Extract, from the records beneath this instruction, each line that contains the word "screenshot".

:: Extracted information ::

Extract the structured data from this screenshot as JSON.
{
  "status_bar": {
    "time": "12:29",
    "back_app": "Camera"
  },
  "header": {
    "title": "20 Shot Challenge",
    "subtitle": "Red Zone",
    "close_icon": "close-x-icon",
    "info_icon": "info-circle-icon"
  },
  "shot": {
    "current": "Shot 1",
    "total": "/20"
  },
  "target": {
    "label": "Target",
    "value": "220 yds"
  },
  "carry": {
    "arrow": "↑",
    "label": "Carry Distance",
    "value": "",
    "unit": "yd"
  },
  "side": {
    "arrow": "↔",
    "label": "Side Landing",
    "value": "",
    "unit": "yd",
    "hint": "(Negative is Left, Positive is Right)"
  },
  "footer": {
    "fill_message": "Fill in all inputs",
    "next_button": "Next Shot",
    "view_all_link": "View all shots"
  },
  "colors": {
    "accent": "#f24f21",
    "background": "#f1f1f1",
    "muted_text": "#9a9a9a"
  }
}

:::
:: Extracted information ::

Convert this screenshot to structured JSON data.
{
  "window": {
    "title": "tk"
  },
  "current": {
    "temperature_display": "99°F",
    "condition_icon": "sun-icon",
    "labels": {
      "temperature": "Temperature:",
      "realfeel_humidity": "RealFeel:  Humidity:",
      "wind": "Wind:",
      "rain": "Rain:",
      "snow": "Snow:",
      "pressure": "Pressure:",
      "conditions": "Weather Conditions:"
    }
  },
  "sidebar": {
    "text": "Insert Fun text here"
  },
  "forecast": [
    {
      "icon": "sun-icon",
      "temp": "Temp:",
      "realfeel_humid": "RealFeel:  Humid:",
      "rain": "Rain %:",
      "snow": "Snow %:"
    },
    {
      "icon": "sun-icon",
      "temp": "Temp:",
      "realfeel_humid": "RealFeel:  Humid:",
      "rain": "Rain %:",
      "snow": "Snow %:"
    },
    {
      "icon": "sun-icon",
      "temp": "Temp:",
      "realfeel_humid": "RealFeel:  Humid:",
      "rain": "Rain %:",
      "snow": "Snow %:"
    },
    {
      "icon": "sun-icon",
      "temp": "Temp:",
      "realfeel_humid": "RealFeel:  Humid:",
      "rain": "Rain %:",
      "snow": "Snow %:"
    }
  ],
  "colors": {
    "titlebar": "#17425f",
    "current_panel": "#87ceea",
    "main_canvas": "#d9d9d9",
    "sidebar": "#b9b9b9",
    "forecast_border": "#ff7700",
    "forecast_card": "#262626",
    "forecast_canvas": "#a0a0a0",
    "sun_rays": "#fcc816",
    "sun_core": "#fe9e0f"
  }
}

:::

> Exercise output
Extract the structured data from this screenshot as JSON.
Convert this screenshot to structured JSON data.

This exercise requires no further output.